FOR IMMEDIATE RELEASE
Oxfam urges Congressional response to rising food pricesApr 21, 2008
WASHINGTON, DC — International agency Oxfam America called on Congress today to increase food aid funds and add flexibilities for local purchase in order to help address a mounting crisis in many poor countries due to high food prices.
Oxfam made the call on the heels of President Bush’s move last week to release $200 million in emergency aid to help nations where surging food prices have increased hunger. Congress is continuing this week to negotiate the 2008 Farm Bill, which mandates the food aid program only to buy US grown commodities for those facing starvation overseas.
“Rising food prices threaten to reverse the long-term trend of reducing the number of chronically hungry people around the world, last estimated at around 850 million,” said Raymond C. Offenheiser, president Oxfam America. “Congress should act now to make our food aid more efficient by allowing food to be purchased closer to where it is needed, reaching many more hungry people.”
Prices for staples such as rice, corn, and wheat have all reached record highs in the last few months, triggering alarms of food insecurity. Many of the poorest people in developing countries spend between 50-80% of their income on food meaning that any increase in food prices will reduce food consumption and increase hunger, especially for those already living on the edge. This could also lead to social instability, already demonstrated by food riots in Mexico, Egypt, Tanzania, Yemen, Morocco, Senegal, and Burkina Faso. The World Bank estimates that 33 countries face potential social unrest because of the acute hike in food and energy prices.
“Across Africa, hard won gains in development are being put at risks by higher food prices,” said Offenheiser. “We’re now seeing families lowering the quantity and quality of their meals, children getting pulled out from school, and increased tensions between different groups over natural resources land and water, sparking fears of instability if something is not done immediately to curb unaffordable food prices.”
Price rises have been driven by a number of factors including increased demand from India and China and other advanced developing countries, population growth, increased demand for biofuels, and high oil and input prices leading to increasing input costs for producers and traders. Increasingly erratic weather, due in part to climate change, has had a negative impact on food supplies – with crop failures in some key grain producing countries.
“The problem has several causes, and requires several responses. We need to support safety nets in poor countries to help people in desperate poverty. We need to invest in small-scale agriculture to help spur food production in poor countries. We need to revisit mandates for the production of corn-based ethanol to determine how they contribute to the problem. But the simplest and most effective thing we can do immediately is to permit US food aid programs to purchase locally-grown food to avert starvation,” said Offenheiser.

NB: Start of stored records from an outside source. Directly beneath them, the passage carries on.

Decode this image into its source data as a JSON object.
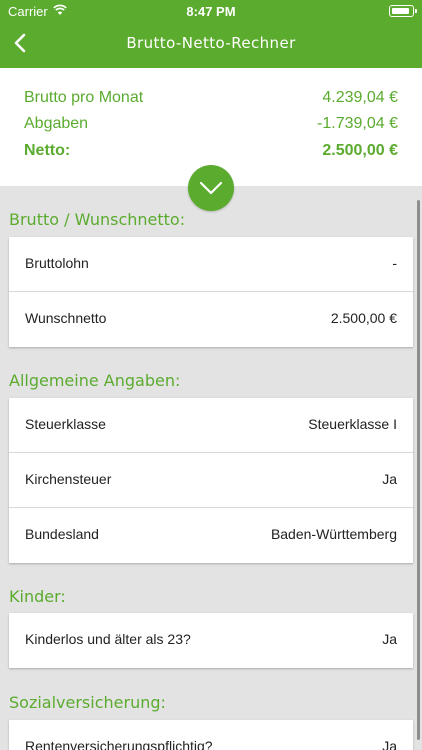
{
  "status_bar": {
    "carrier": "Carrier",
    "time": "8:47 PM"
  },
  "nav": {
    "title": "Brutto-Netto-Rechner",
    "back_icon": "chevron-left-icon"
  },
  "summary": {
    "rows": [
      {
        "label": "Brutto pro Monat",
        "value": "4.239,04 €"
      },
      {
        "label": "Abgaben",
        "value": "-1.739,04 €"
      },
      {
        "label": "Netto:",
        "value": "2.500,00 €"
      }
    ],
    "toggle_icon": "chevron-down-icon"
  },
  "sections": [
    {
      "header": "Brutto / Wunschnetto:",
      "rows": [
        {
          "label": "Bruttolohn",
          "value": "-"
        },
        {
          "label": "Wunschnetto",
          "value": "2.500,00 €"
        }
      ]
    },
    {
      "header": "Allgemeine Angaben:",
      "rows": [
        {
          "label": "Steuerklasse",
          "value": "Steuerklasse I"
        },
        {
          "label": "Kirchensteuer",
          "value": "Ja"
        },
        {
          "label": "Bundesland",
          "value": "Baden-Württemberg"
        }
      ]
    },
    {
      "header": "Kinder:",
      "rows": [
        {
          "label": "Kinderlos und älter als 23?",
          "value": "Ja"
        }
      ]
    },
    {
      "header": "Sozialversicherung:",
      "rows": [
        {
          "label": "Rentenversicherungspflichtig?",
          "value": "Ja"
        }
      ]
    }
  ],
  "colors": {
    "accent": "#5bab2f",
    "background": "#e3e3e3",
    "card": "#ffffff"
  }
}
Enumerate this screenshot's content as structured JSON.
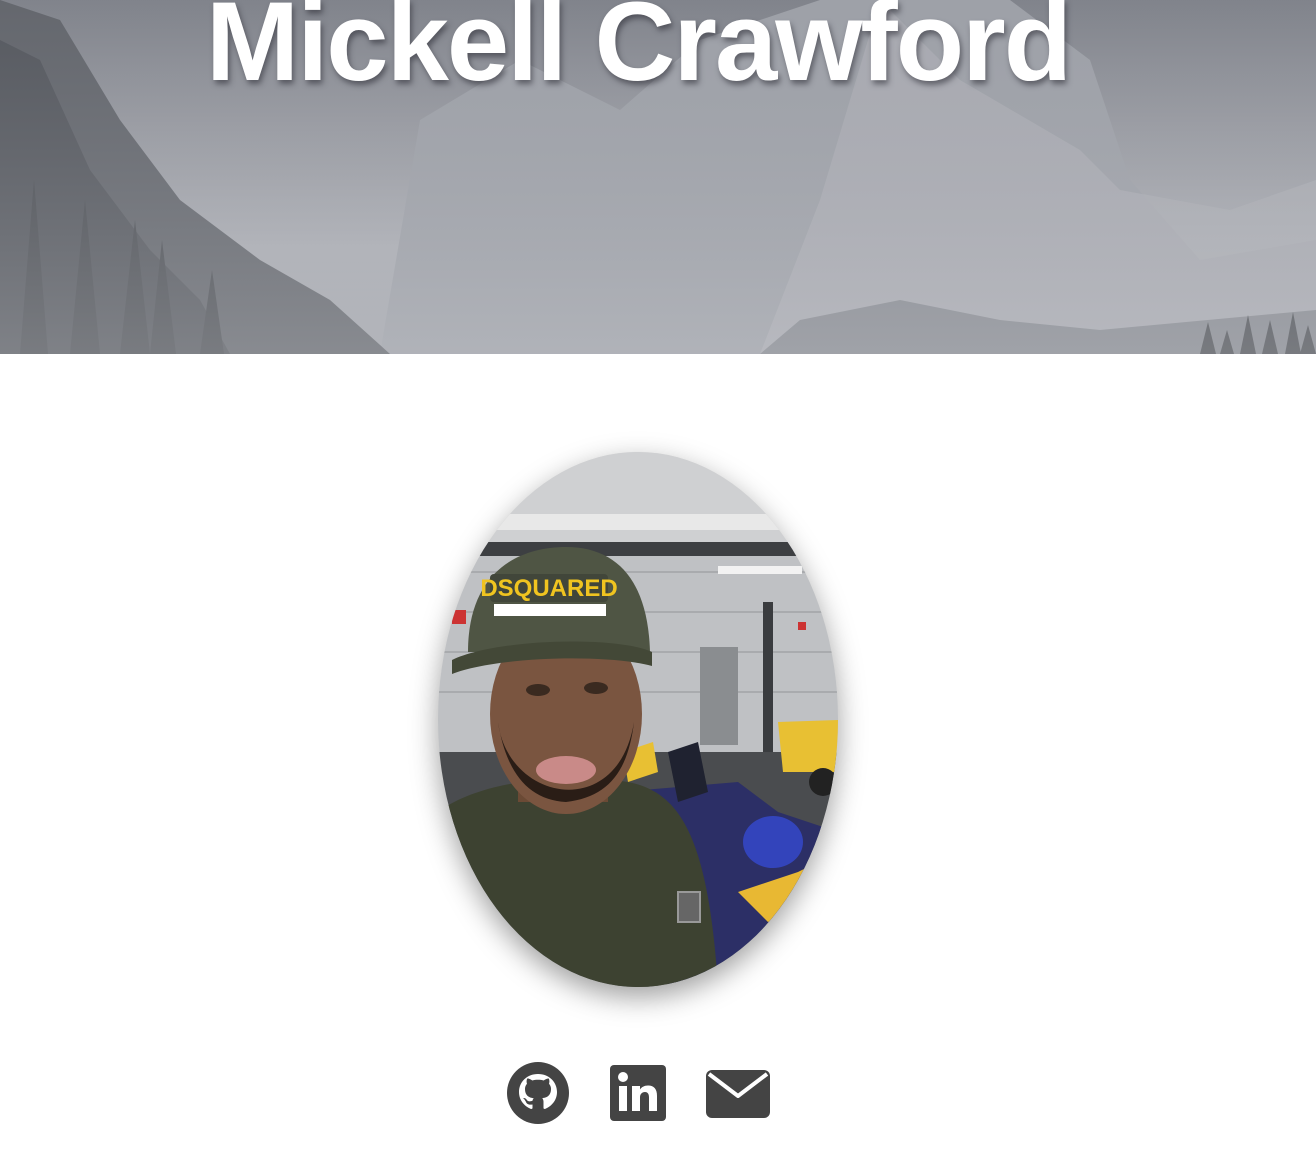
{
  "header": {
    "name": "Mickell Crawford"
  },
  "profile": {
    "avatar_icon": "profile-photo"
  },
  "social": {
    "links": [
      {
        "icon": "github-icon"
      },
      {
        "icon": "linkedin-icon"
      },
      {
        "icon": "envelope-icon"
      }
    ]
  },
  "colors": {
    "icon": "#444444",
    "background": "#ffffff",
    "title": "#ffffff"
  }
}
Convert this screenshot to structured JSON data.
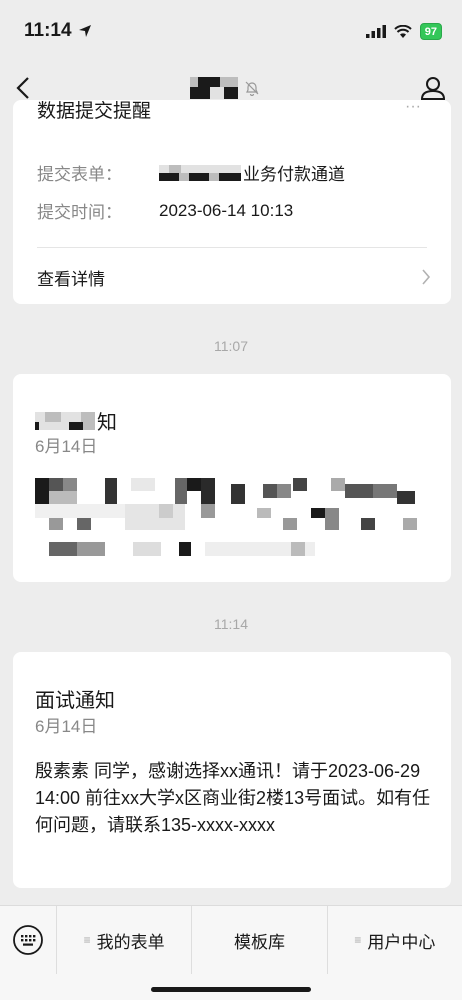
{
  "status": {
    "time": "11:14",
    "battery": "97"
  },
  "nav": {
    "back_icon": "chevron-left-icon",
    "mute_icon": "bell-slash-icon",
    "profile_icon": "person-icon"
  },
  "card1": {
    "title": "数据提交提醒",
    "form_label": "提交表单：",
    "form_value_suffix": "业务付款通道",
    "time_label": "提交时间：",
    "time_value": "2023-06-14 10:13",
    "detail_label": "查看详情"
  },
  "sep1": "11:07",
  "card2": {
    "title_suffix": "知",
    "date": "6月14日"
  },
  "sep2": "11:14",
  "card3": {
    "title": "面试通知",
    "date": "6月14日",
    "body": "殷素素 同学，感谢选择xx通讯！请于2023-06-29 14:00  前往xx大学x区商业街2楼13号面试。如有任何问题，请联系135-xxxx-xxxx"
  },
  "menu": [
    {
      "label": "我的表单",
      "has_dot": true
    },
    {
      "label": "模板库",
      "has_dot": false
    },
    {
      "label": "用户中心",
      "has_dot": true
    }
  ]
}
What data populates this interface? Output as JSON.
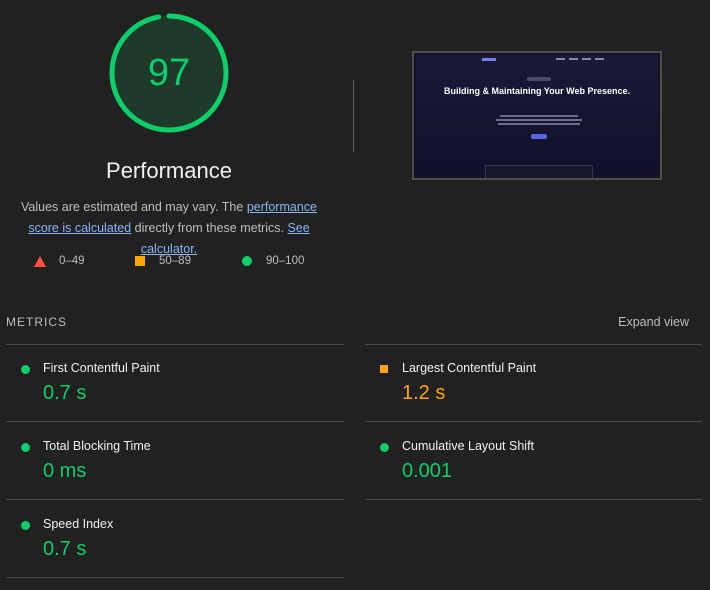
{
  "summary": {
    "score": "97",
    "score_fraction": 0.97,
    "title": "Performance",
    "desc_prefix": "Values are estimated and may vary. The ",
    "desc_link1": "performance score is calculated",
    "desc_middle": " directly from these metrics. ",
    "desc_link2": "See calculator."
  },
  "legend": [
    {
      "label": "0–49",
      "color": "#ff4e42",
      "shape": "triangle"
    },
    {
      "label": "50–89",
      "color": "#ffa400",
      "shape": "square"
    },
    {
      "label": "90–100",
      "color": "#0cce6b",
      "shape": "circle"
    }
  ],
  "screenshot": {
    "headline": "Building & Maintaining Your Web Presence."
  },
  "metrics": {
    "heading": "METRICS",
    "expand_label": "Expand view",
    "items": [
      {
        "name": "First Contentful Paint",
        "value": "0.7 s",
        "status": "good"
      },
      {
        "name": "Largest Contentful Paint",
        "value": "1.2 s",
        "status": "average"
      },
      {
        "name": "Total Blocking Time",
        "value": "0 ms",
        "status": "good"
      },
      {
        "name": "Cumulative Layout Shift",
        "value": "0.001",
        "status": "good"
      },
      {
        "name": "Speed Index",
        "value": "0.7 s",
        "status": "good"
      }
    ]
  },
  "colors": {
    "good": "#0cce6b",
    "average": "#ffa400",
    "poor": "#ff4e42",
    "link": "#8ab4f8"
  }
}
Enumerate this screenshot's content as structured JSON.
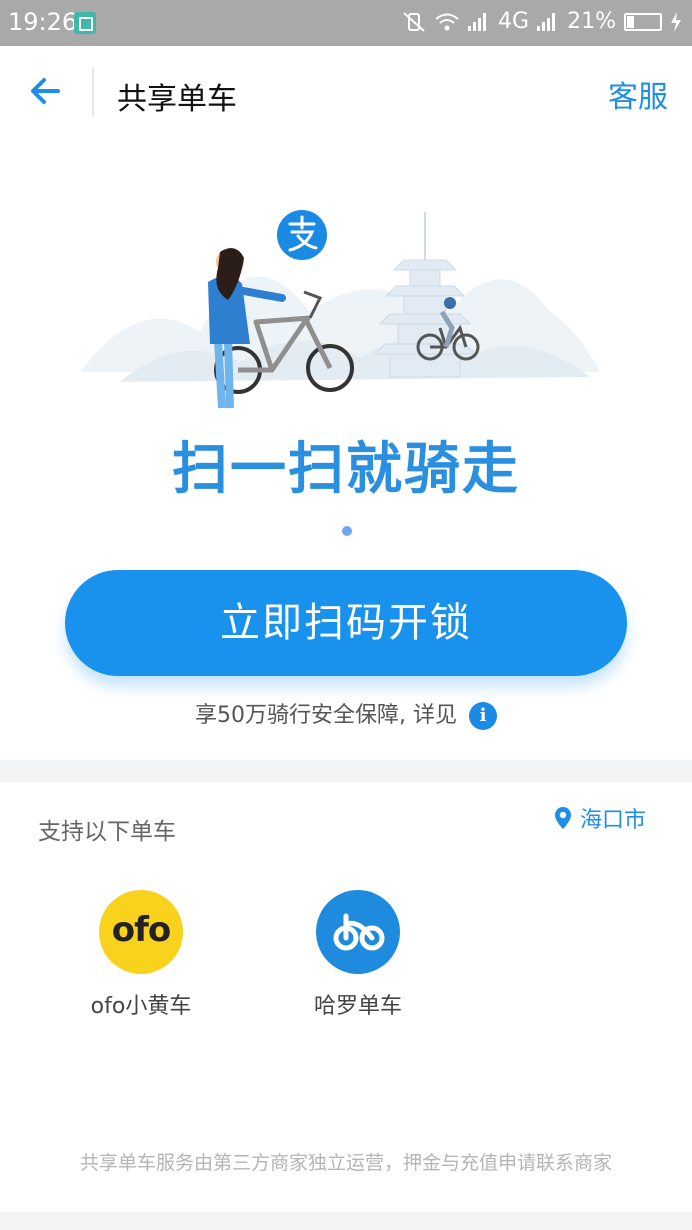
{
  "status_bar": {
    "time": "19:26",
    "network": "4G",
    "battery": "21%",
    "battery_level": 0.21
  },
  "nav": {
    "title": "共享单车",
    "service_label": "客服"
  },
  "hero": {
    "headline": "扫一扫就骑走",
    "cta_label": "立即扫码开锁",
    "insurance_note": "享50万骑行安全保障, 详见"
  },
  "supported": {
    "label": "支持以下单车",
    "city": "海口市",
    "brands": [
      {
        "logo_text": "ofo",
        "name": "ofo小黄车"
      },
      {
        "name": "哈罗单车"
      }
    ]
  },
  "disclaimer": "共享单车服务由第三方商家独立运营，押金与充值申请联系商家",
  "colors": {
    "accent": "#1892ec",
    "ofo_yellow": "#f8d21c",
    "hello_blue": "#1f8bde"
  },
  "icons": [
    "back-arrow-icon",
    "info-icon",
    "location-pin-icon",
    "alipay-icon"
  ]
}
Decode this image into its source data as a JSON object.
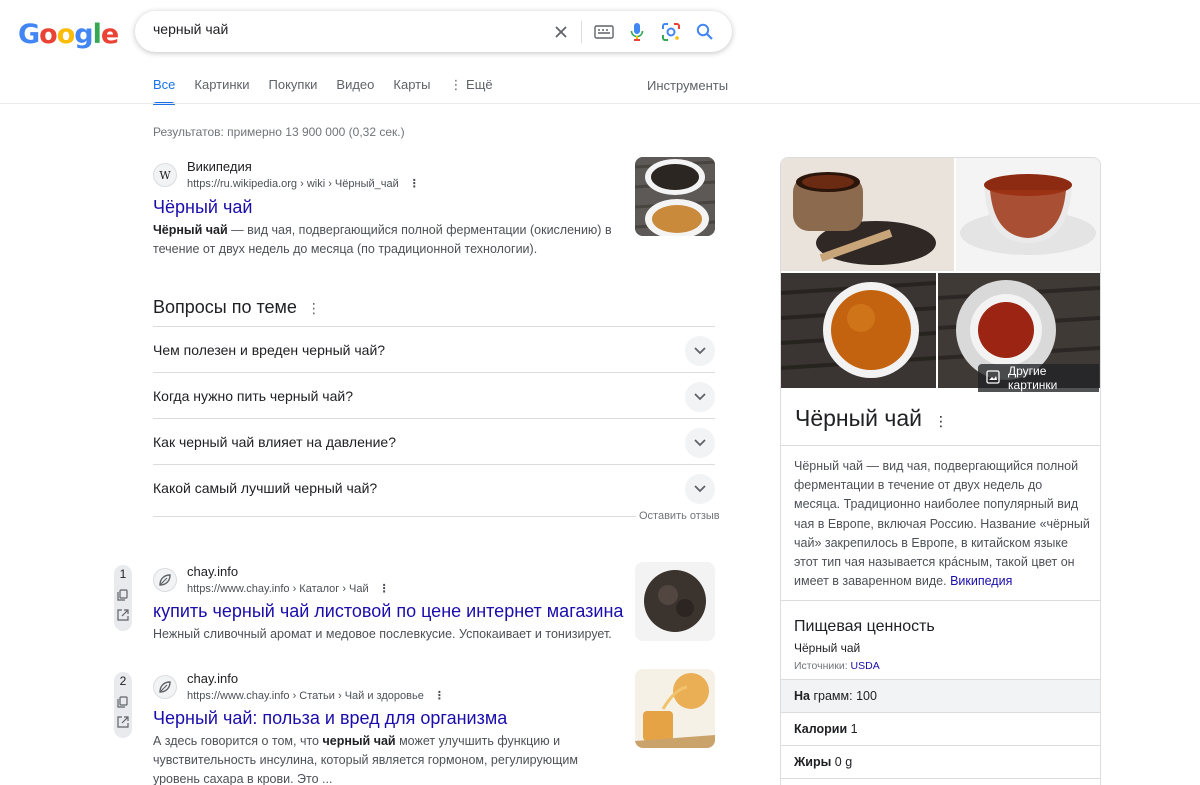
{
  "logo": [
    "G",
    "o",
    "o",
    "g",
    "l",
    "e"
  ],
  "search": {
    "query": "черный чай"
  },
  "tabs": [
    {
      "label": "Все"
    },
    {
      "label": "Картинки"
    },
    {
      "label": "Покупки"
    },
    {
      "label": "Видео"
    },
    {
      "label": "Карты"
    },
    {
      "label": "⋮ Ещё"
    }
  ],
  "tools_label": "Инструменты",
  "stats": "Результатов: примерно 13 900 000 (0,32 сек.)",
  "wiki": {
    "site": "Википедия",
    "fav": "W",
    "url": "https://ru.wikipedia.org › wiki › Чёрный_чай",
    "title": "Чёрный чай",
    "snippet_bold": "Чёрный чай",
    "snippet_rest": " — вид чая, подвергающийся полной ферментации (окислению) в течение от двух недель до месяца (по традиционной технологии)."
  },
  "paa": {
    "title": "Вопросы по теме",
    "questions": [
      "Чем полезен и вреден черный чай?",
      "Когда нужно пить черный чай?",
      "Как черный чай влияет на давление?",
      "Какой самый лучший черный чай?"
    ],
    "feedback": "Оставить отзыв"
  },
  "results": [
    {
      "num": "1",
      "site": "chay.info",
      "url": "https://www.chay.info › Каталог › Чай",
      "title": "купить черный чай листовой по цене интернет магазина",
      "snippet": "Нежный сливочный аромат и медовое послевкусие. Успокаивает и тонизирует."
    },
    {
      "num": "2",
      "site": "chay.info",
      "url": "https://www.chay.info › Статьи › Чай и здоровье",
      "title": "Черный чай: польза и вред для организма",
      "snippet_a": "А здесь говорится о том, что ",
      "snippet_bold": "черный чай",
      "snippet_b": " может улучшить функцию и чувствительность инсулина, который является гормоном, регулирующим уровень сахара в крови. Это ..."
    }
  ],
  "kp": {
    "more_images": "Другие картинки",
    "title": "Чёрный чай",
    "desc": "Чёрный чай — вид чая, подвергающийся полной ферментации в течение от двух недель до месяца. Традиционно наиболее популярный вид чая в Европе, включая Россию. Название «чёрный чай» закрепилось в Европе, в китайском языке этот тип чая называется кра́сным, такой цвет он имеет в заваренном виде.",
    "desc_link": "Википедия",
    "nutrition_title": "Пищевая ценность",
    "nutrition_sub": "Чёрный чай",
    "sources_label": "Источники:",
    "sources_link": "USDA",
    "rows": [
      {
        "label": "На",
        "value": "грамм: 100"
      },
      {
        "label": "Калории",
        "value": "1"
      },
      {
        "label": "Жиры",
        "value": "0 g"
      }
    ]
  },
  "colors": {
    "link": "#1a0dab",
    "accent": "#1a73e8",
    "muted": "#70757a"
  }
}
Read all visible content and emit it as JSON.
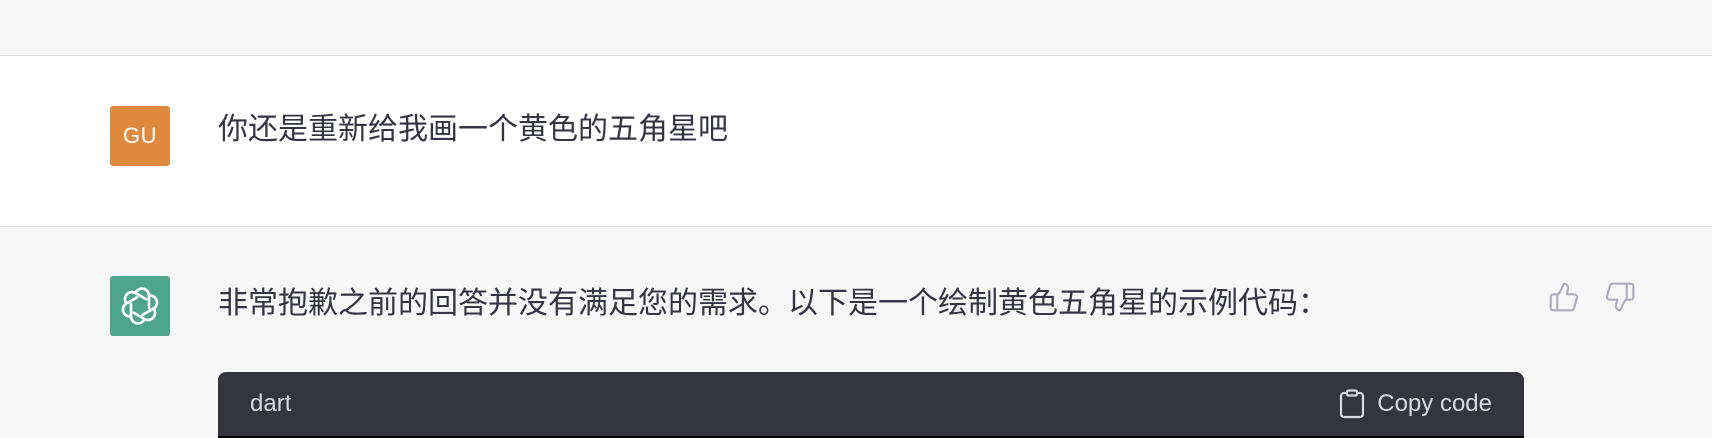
{
  "conversation": {
    "user": {
      "avatar_initials": "GU",
      "avatar_color": "#dd8a3e",
      "message": "你还是重新给我画一个黄色的五角星吧"
    },
    "assistant": {
      "avatar_icon": "openai-logo-icon",
      "avatar_color": "#4ea58a",
      "message": "非常抱歉之前的回答并没有满足您的需求。以下是一个绘制黄色五角星的示例代码：",
      "feedback_icons": [
        "thumbs-up-icon",
        "thumbs-down-icon"
      ],
      "code_block": {
        "language": "dart",
        "copy_label": "Copy code",
        "copy_icon": "clipboard-icon",
        "background": "#343541"
      }
    }
  }
}
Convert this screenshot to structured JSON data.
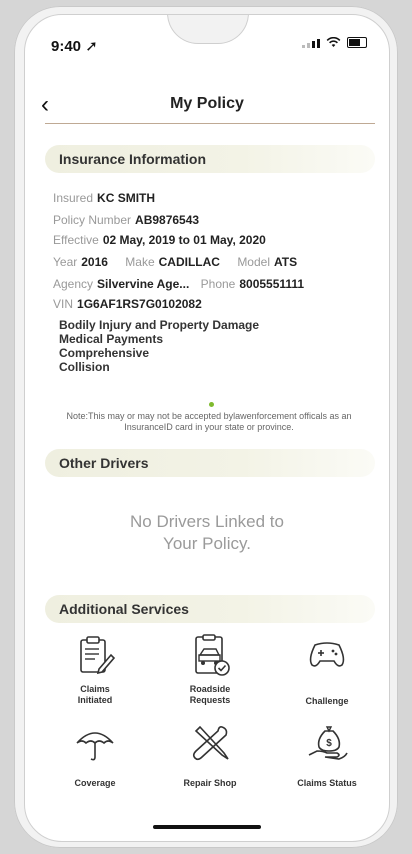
{
  "status": {
    "time": "9:40"
  },
  "header": {
    "title": "My Policy"
  },
  "insurance": {
    "section_title": "Insurance Information",
    "insured_label": "Insured",
    "insured_value": "KC SMITH",
    "policy_label": "Policy Number",
    "policy_value": "AB9876543",
    "effective_label": "Effective",
    "effective_value": "02 May, 2019 to 01 May, 2020",
    "year_label": "Year",
    "year_value": "2016",
    "make_label": "Make",
    "make_value": "CADILLAC",
    "model_label": "Model",
    "model_value": "ATS",
    "agency_label": "Agency",
    "agency_value": "Silvervine Age...",
    "phone_label": "Phone",
    "phone_value": "8005551111",
    "vin_label": "VIN",
    "vin_value": "1G6AF1RS7G0102082",
    "coverages": [
      "Bodily Injury and Property Damage",
      "Medical Payments",
      "Comprehensive",
      "Collision"
    ],
    "note": "Note:This may or may not be accepted bylawenforcement officals as an InsuranceID card in your state or province."
  },
  "other_drivers": {
    "section_title": "Other Drivers",
    "empty_line1": "No Drivers Linked to",
    "empty_line2": "Your Policy."
  },
  "additional_services": {
    "section_title": "Additional Services",
    "items": [
      {
        "label": "Claims\nInitiated",
        "icon": "clipboard-pencil-icon"
      },
      {
        "label": "Roadside\nRequests",
        "icon": "tow-truck-clipboard-icon"
      },
      {
        "label": "Challenge",
        "icon": "gamepad-icon"
      },
      {
        "label": "Coverage",
        "icon": "umbrella-icon"
      },
      {
        "label": "Repair Shop",
        "icon": "wrench-screwdriver-icon"
      },
      {
        "label": "Claims Status",
        "icon": "money-bag-hand-icon"
      }
    ]
  },
  "colors": {
    "accent": "#7fba2e",
    "band": "#efefe0",
    "divider": "#bfa994"
  }
}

While America provides half of the world's food aid, this generosity is undermined by legal restrictions and bureaucracy, as food aid must be purchased in the US and transported on US-flagged ships. As a result, food aid takes months to deliver and costs twice as much. Higher food prices mean that food aid dollars will buy less food. With the number of hungry people set to rise and the supply of food aid is shrinking, we may not be able to afford this inefficiency in the future. Congress needs to urgently shift some food aid resources into cash for local purchase, making food aid delivery faster and more efficient and more flexible, according to Oxfam.
“On the verge of a massive worldwide crisis it is unconscionable to allow special interests and bureaucracy to deprive poor and vulnerable people food.” said Offenheiser. “If there ever was a time for reform of the US food aid system the time is now, there’s no time to spare.”